* _EXERCISE BRIEF_:
Restate each of the lines given below, word for word.

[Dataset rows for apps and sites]

============

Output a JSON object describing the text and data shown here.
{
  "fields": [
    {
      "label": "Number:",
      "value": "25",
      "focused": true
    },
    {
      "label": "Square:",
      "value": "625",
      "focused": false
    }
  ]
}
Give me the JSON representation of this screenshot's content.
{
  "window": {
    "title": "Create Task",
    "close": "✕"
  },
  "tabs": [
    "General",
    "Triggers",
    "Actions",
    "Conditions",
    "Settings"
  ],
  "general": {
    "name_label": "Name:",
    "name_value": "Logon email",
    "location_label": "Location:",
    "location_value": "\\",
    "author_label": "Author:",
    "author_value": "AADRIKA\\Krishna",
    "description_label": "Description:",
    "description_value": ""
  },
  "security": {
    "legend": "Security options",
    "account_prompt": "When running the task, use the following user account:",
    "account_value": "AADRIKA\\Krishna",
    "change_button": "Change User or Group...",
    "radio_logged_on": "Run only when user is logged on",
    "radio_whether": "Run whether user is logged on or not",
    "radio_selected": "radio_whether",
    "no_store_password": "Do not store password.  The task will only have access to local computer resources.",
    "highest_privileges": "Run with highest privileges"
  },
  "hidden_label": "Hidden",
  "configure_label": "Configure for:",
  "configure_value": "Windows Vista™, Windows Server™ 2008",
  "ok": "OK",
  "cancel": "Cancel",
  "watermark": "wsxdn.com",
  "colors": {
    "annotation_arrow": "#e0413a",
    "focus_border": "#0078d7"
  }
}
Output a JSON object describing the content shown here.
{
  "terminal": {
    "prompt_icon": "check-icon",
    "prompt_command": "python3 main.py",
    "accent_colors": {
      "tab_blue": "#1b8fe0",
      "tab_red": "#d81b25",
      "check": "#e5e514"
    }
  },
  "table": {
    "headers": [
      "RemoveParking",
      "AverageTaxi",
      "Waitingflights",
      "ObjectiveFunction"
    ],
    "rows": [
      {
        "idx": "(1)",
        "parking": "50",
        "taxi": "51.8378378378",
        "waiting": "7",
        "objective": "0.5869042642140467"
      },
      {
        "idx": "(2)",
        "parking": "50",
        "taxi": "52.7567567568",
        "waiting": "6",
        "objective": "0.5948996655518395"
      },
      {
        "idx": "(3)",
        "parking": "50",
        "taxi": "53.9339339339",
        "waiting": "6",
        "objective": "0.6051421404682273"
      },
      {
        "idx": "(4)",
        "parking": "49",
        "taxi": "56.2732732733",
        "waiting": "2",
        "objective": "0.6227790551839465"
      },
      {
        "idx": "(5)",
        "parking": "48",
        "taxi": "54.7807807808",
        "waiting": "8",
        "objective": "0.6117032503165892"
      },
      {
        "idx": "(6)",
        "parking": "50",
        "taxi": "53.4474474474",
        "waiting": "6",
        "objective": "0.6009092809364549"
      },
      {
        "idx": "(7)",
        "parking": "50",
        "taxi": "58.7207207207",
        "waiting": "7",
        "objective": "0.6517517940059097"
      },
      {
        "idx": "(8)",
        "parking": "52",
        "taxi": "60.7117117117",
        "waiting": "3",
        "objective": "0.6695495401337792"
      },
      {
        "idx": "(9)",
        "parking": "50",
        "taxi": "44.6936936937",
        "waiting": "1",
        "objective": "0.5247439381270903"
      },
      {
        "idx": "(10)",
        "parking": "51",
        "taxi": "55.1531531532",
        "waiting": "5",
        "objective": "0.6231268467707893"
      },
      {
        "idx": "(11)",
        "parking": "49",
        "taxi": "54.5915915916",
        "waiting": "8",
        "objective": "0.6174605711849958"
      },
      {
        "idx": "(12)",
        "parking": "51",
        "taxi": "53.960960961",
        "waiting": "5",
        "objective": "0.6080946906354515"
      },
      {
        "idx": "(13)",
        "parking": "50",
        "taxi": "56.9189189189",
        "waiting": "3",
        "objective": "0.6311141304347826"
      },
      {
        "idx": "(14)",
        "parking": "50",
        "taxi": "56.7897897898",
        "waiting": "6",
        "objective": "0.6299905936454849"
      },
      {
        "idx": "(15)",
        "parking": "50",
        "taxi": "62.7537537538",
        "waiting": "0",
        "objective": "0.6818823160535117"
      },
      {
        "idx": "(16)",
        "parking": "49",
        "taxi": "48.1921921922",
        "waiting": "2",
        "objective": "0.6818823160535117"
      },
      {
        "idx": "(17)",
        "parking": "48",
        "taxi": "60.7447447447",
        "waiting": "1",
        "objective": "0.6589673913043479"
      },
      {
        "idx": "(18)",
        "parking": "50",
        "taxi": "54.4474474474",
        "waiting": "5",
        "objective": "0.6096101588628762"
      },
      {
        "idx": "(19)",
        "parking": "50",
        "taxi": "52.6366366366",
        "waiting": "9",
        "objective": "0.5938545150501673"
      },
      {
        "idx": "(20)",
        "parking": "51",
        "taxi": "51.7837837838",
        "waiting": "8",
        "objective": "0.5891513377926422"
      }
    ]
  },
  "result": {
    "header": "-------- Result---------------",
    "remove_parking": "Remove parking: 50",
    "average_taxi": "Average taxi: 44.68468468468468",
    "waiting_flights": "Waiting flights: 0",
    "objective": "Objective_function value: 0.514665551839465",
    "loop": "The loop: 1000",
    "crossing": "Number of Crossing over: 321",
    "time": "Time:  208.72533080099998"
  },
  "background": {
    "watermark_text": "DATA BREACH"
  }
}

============

* _EXERCISE ANSWER_:
Output a JSON object describing the text and data shown here.
{
  "fields": [
    {
      "label": "Number:",
      "value": "25",
      "focused": true
    },
    {
      "label": "Square:",
      "value": "625",
      "focused": false
    }
  ]
}
Give me the JSON representation of this screenshot's content.
{
  "window": {
    "title": "Create Task",
    "close": "✕"
  },
  "tabs": [
    "General",
    "Triggers",
    "Actions",
    "Conditions",
    "Settings"
  ],
  "general": {
    "name_label": "Name:",
    "name_value": "Logon email",
    "location_label": "Location:",
    "location_value": "\\",
    "author_label": "Author:",
    "author_value": "AADRIKA\\Krishna",
    "description_label": "Description:",
    "description_value": ""
  },
  "security": {
    "legend": "Security options",
    "account_prompt": "When running the task, use the following user account:",
    "account_value": "AADRIKA\\Krishna",
    "change_button": "Change User or Group...",
    "radio_logged_on": "Run only when user is logged on",
    "radio_whether": "Run whether user is logged on or not",
    "radio_selected": "radio_whether",
    "no_store_password": "Do not store password.  The task will only have access to local computer resources.",
    "highest_privileges": "Run with highest privileges"
  },
  "hidden_label": "Hidden",
  "configure_label": "Configure for:",
  "configure_value": "Windows Vista™, Windows Server™ 2008",
  "ok": "OK",
  "cancel": "Cancel",
  "watermark": "wsxdn.com",
  "colors": {
    "annotation_arrow": "#e0413a",
    "focus_border": "#0078d7"
  }
}
Output a JSON object describing the content shown here.
{
  "terminal": {
    "prompt_icon": "check-icon",
    "prompt_command": "python3 main.py",
    "accent_colors": {
      "tab_blue": "#1b8fe0",
      "tab_red": "#d81b25",
      "check": "#e5e514"
    }
  },
  "table": {
    "headers": [
      "RemoveParking",
      "AverageTaxi",
      "Waitingflights",
      "ObjectiveFunction"
    ],
    "rows": [
      {
        "idx": "(1)",
        "parking": "50",
        "taxi": "51.8378378378",
        "waiting": "7",
        "objective": "0.5869042642140467"
      },
      {
        "idx": "(2)",
        "parking": "50",
        "taxi": "52.7567567568",
        "waiting": "6",
        "objective": "0.5948996655518395"
      },
      {
        "idx": "(3)",
        "parking": "50",
        "taxi": "53.9339339339",
        "waiting": "6",
        "objective": "0.6051421404682273"
      },
      {
        "idx": "(4)",
        "parking": "49",
        "taxi": "56.2732732733",
        "waiting": "2",
        "objective": "0.6227790551839465"
      },
      {
        "idx": "(5)",
        "parking": "48",
        "taxi": "54.7807807808",
        "waiting": "8",
        "objective": "0.6117032503165892"
      },
      {
        "idx": "(6)",
        "parking": "50",
        "taxi": "53.4474474474",
        "waiting": "6",
        "objective": "0.6009092809364549"
      },
      {
        "idx": "(7)",
        "parking": "50",
        "taxi": "58.7207207207",
        "waiting": "7",
        "objective": "0.6517517940059097"
      },
      {
        "idx": "(8)",
        "parking": "52",
        "taxi": "60.7117117117",
        "waiting": "3",
        "objective": "0.6695495401337792"
      },
      {
        "idx": "(9)",
        "parking": "50",
        "taxi": "44.6936936937",
        "waiting": "1",
        "objective": "0.5247439381270903"
      },
      {
        "idx": "(10)",
        "parking": "51",
        "taxi": "55.1531531532",
        "waiting": "5",
        "objective": "0.6231268467707893"
      },
      {
        "idx": "(11)",
        "parking": "49",
        "taxi": "54.5915915916",
        "waiting": "8",
        "objective": "0.6174605711849958"
      },
      {
        "idx": "(12)",
        "parking": "51",
        "taxi": "53.960960961",
        "waiting": "5",
        "objective": "0.6080946906354515"
      },
      {
        "idx": "(13)",
        "parking": "50",
        "taxi": "56.9189189189",
        "waiting": "3",
        "objective": "0.6311141304347826"
      },
      {
        "idx": "(14)",
        "parking": "50",
        "taxi": "56.7897897898",
        "waiting": "6",
        "objective": "0.6299905936454849"
      },
      {
        "idx": "(15)",
        "parking": "50",
        "taxi": "62.7537537538",
        "waiting": "0",
        "objective": "0.6818823160535117"
      },
      {
        "idx": "(16)",
        "parking": "49",
        "taxi": "48.1921921922",
        "waiting": "2",
        "objective": "0.6818823160535117"
      },
      {
        "idx": "(17)",
        "parking": "48",
        "taxi": "60.7447447447",
        "waiting": "1",
        "objective": "0.6589673913043479"
      },
      {
        "idx": "(18)",
        "parking": "50",
        "taxi": "54.4474474474",
        "waiting": "5",
        "objective": "0.6096101588628762"
      },
      {
        "idx": "(19)",
        "parking": "50",
        "taxi": "52.6366366366",
        "waiting": "9",
        "objective": "0.5938545150501673"
      },
      {
        "idx": "(20)",
        "parking": "51",
        "taxi": "51.7837837838",
        "waiting": "8",
        "objective": "0.5891513377926422"
      }
    ]
  },
  "result": {
    "header": "-------- Result---------------",
    "remove_parking": "Remove parking: 50",
    "average_taxi": "Average taxi: 44.68468468468468",
    "waiting_flights": "Waiting flights: 0",
    "objective": "Objective_function value: 0.514665551839465",
    "loop": "The loop: 1000",
    "crossing": "Number of Crossing over: 321",
    "time": "Time:  208.72533080099998"
  },
  "background": {
    "watermark_text": "DATA BREACH"
  }
}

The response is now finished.